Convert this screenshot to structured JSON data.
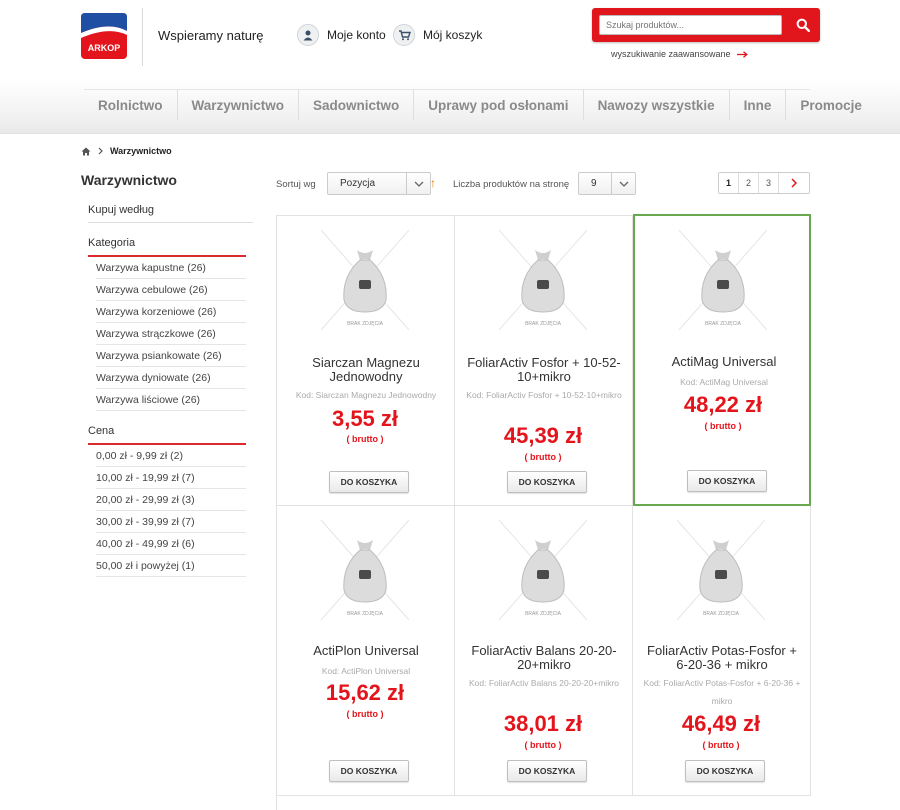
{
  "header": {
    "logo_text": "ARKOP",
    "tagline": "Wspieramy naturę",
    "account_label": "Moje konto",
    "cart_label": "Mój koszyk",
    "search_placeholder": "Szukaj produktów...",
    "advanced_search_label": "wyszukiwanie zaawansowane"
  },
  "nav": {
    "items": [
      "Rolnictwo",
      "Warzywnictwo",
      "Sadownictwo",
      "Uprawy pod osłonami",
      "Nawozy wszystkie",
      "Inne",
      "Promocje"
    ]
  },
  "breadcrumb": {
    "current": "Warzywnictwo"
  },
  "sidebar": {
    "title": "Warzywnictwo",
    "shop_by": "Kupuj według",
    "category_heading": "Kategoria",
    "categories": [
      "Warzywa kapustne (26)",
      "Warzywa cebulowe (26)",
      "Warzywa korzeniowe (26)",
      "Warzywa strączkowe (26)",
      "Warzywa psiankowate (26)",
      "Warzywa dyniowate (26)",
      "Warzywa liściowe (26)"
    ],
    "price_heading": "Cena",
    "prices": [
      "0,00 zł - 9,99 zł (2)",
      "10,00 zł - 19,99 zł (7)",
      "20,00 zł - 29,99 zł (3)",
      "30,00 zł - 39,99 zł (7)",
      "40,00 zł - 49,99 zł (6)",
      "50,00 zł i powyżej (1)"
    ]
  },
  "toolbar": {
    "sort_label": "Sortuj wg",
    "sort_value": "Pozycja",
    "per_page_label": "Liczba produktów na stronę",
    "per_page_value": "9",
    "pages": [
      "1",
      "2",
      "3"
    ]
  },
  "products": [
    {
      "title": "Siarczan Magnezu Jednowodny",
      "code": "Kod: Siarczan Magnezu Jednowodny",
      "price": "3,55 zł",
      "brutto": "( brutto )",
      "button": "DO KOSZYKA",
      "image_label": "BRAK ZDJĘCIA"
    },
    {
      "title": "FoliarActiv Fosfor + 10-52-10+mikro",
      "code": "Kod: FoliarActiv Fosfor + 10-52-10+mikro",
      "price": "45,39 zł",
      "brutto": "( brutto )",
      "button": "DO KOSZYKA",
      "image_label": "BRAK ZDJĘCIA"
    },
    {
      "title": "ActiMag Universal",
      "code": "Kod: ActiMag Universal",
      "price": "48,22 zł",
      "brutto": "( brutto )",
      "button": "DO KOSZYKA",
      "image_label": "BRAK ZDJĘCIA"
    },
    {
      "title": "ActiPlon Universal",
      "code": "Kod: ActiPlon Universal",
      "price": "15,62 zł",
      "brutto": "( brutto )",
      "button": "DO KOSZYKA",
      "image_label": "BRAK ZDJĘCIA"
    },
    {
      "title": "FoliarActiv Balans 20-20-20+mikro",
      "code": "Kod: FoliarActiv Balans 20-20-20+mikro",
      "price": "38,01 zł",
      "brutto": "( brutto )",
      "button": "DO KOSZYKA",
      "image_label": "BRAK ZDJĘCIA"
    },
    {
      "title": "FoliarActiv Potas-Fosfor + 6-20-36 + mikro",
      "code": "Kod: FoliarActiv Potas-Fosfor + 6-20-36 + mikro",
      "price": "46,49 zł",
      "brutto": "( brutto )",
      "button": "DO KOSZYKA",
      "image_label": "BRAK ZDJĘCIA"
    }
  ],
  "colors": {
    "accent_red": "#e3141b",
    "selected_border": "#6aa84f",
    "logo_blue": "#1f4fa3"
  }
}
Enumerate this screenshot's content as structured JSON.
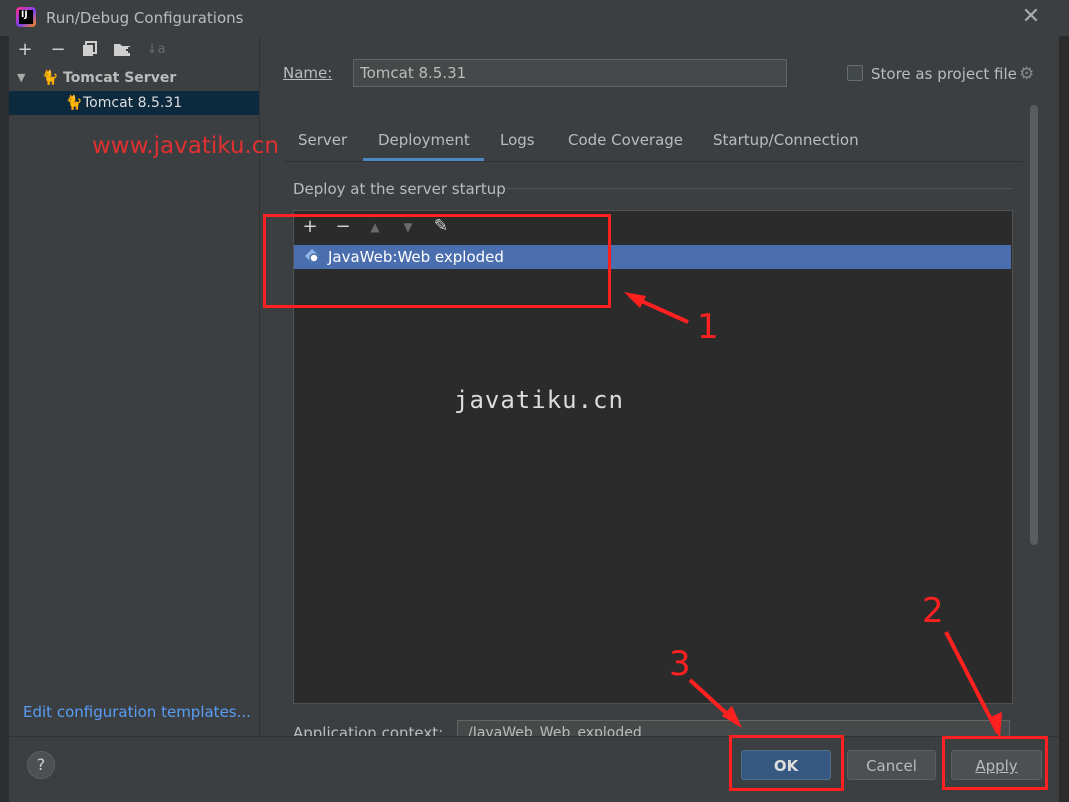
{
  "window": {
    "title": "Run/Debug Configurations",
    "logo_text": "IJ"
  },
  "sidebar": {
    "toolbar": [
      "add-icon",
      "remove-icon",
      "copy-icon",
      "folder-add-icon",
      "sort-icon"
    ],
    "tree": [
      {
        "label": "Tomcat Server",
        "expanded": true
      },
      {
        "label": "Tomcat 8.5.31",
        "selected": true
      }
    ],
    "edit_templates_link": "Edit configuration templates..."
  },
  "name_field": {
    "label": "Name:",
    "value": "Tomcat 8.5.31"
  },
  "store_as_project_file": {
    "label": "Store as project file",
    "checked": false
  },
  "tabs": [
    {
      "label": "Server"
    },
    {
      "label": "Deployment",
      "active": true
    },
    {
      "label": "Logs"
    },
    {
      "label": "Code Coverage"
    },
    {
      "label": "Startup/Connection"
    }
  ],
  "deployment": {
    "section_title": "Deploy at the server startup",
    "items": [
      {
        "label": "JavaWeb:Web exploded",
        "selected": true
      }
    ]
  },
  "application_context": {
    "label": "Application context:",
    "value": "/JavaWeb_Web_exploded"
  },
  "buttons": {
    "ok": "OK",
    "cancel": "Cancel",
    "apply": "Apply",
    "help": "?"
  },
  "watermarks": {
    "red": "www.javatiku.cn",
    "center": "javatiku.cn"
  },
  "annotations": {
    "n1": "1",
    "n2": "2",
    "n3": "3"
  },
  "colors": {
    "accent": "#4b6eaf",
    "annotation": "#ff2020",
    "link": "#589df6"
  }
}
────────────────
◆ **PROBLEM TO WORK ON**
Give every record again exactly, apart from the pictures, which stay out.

◆ **REPLY**
Convert this screenshot to structured JSON data.
{
  "header": {
    "logo_text": "ARKOP",
    "tagline": "Wspieramy naturę",
    "account_label": "Moje konto",
    "cart_label": "Mój koszyk",
    "search_placeholder": "Szukaj produktów...",
    "advanced_search_label": "wyszukiwanie zaawansowane"
  },
  "nav": {
    "items": [
      "Rolnictwo",
      "Warzywnictwo",
      "Sadownictwo",
      "Uprawy pod osłonami",
      "Nawozy wszystkie",
      "Inne",
      "Promocje"
    ]
  },
  "breadcrumb": {
    "current": "Warzywnictwo"
  },
  "sidebar": {
    "title": "Warzywnictwo",
    "shop_by": "Kupuj według",
    "category_heading": "Kategoria",
    "categories": [
      "Warzywa kapustne (26)",
      "Warzywa cebulowe (26)",
      "Warzywa korzeniowe (26)",
      "Warzywa strączkowe (26)",
      "Warzywa psiankowate (26)",
      "Warzywa dyniowate (26)",
      "Warzywa liściowe (26)"
    ],
    "price_heading": "Cena",
    "prices": [
      "0,00 zł - 9,99 zł (2)",
      "10,00 zł - 19,99 zł (7)",
      "20,00 zł - 29,99 zł (3)",
      "30,00 zł - 39,99 zł (7)",
      "40,00 zł - 49,99 zł (6)",
      "50,00 zł i powyżej (1)"
    ]
  },
  "toolbar": {
    "sort_label": "Sortuj wg",
    "sort_value": "Pozycja",
    "per_page_label": "Liczba produktów na stronę",
    "per_page_value": "9",
    "pages": [
      "1",
      "2",
      "3"
    ]
  },
  "products": [
    {
      "title": "Siarczan Magnezu Jednowodny",
      "code": "Kod: Siarczan Magnezu Jednowodny",
      "price": "3,55 zł",
      "brutto": "( brutto )",
      "button": "DO KOSZYKA",
      "image_label": "BRAK ZDJĘCIA"
    },
    {
      "title": "FoliarActiv Fosfor + 10-52-10+mikro",
      "code": "Kod: FoliarActiv Fosfor + 10-52-10+mikro",
      "price": "45,39 zł",
      "brutto": "( brutto )",
      "button": "DO KOSZYKA",
      "image_label": "BRAK ZDJĘCIA"
    },
    {
      "title": "ActiMag Universal",
      "code": "Kod: ActiMag Universal",
      "price": "48,22 zł",
      "brutto": "( brutto )",
      "button": "DO KOSZYKA",
      "image_label": "BRAK ZDJĘCIA"
    },
    {
      "title": "ActiPlon Universal",
      "code": "Kod: ActiPlon Universal",
      "price": "15,62 zł",
      "brutto": "( brutto )",
      "button": "DO KOSZYKA",
      "image_label": "BRAK ZDJĘCIA"
    },
    {
      "title": "FoliarActiv Balans 20-20-20+mikro",
      "code": "Kod: FoliarActiv Balans 20-20-20+mikro",
      "price": "38,01 zł",
      "brutto": "( brutto )",
      "button": "DO KOSZYKA",
      "image_label": "BRAK ZDJĘCIA"
    },
    {
      "title": "FoliarActiv Potas-Fosfor + 6-20-36 + mikro",
      "code": "Kod: FoliarActiv Potas-Fosfor + 6-20-36 + mikro",
      "price": "46,49 zł",
      "brutto": "( brutto )",
      "button": "DO KOSZYKA",
      "image_label": "BRAK ZDJĘCIA"
    }
  ],
  "colors": {
    "accent_red": "#e3141b",
    "selected_border": "#6aa84f",
    "logo_blue": "#1f4fa3"
  }
}
Enumerate this screenshot's content as structured JSON.
{
  "window": {
    "title": "Run/Debug Configurations",
    "logo_text": "IJ"
  },
  "sidebar": {
    "toolbar": [
      "add-icon",
      "remove-icon",
      "copy-icon",
      "folder-add-icon",
      "sort-icon"
    ],
    "tree": [
      {
        "label": "Tomcat Server",
        "expanded": true
      },
      {
        "label": "Tomcat 8.5.31",
        "selected": true
      }
    ],
    "edit_templates_link": "Edit configuration templates..."
  },
  "name_field": {
    "label": "Name:",
    "value": "Tomcat 8.5.31"
  },
  "store_as_project_file": {
    "label": "Store as project file",
    "checked": false
  },
  "tabs": [
    {
      "label": "Server"
    },
    {
      "label": "Deployment",
      "active": true
    },
    {
      "label": "Logs"
    },
    {
      "label": "Code Coverage"
    },
    {
      "label": "Startup/Connection"
    }
  ],
  "deployment": {
    "section_title": "Deploy at the server startup",
    "items": [
      {
        "label": "JavaWeb:Web exploded",
        "selected": true
      }
    ]
  },
  "application_context": {
    "label": "Application context:",
    "value": "/JavaWeb_Web_exploded"
  },
  "buttons": {
    "ok": "OK",
    "cancel": "Cancel",
    "apply": "Apply",
    "help": "?"
  },
  "watermarks": {
    "red": "www.javatiku.cn",
    "center": "javatiku.cn"
  },
  "annotations": {
    "n1": "1",
    "n2": "2",
    "n3": "3"
  },
  "colors": {
    "accent": "#4b6eaf",
    "annotation": "#ff2020",
    "link": "#589df6"
  }
}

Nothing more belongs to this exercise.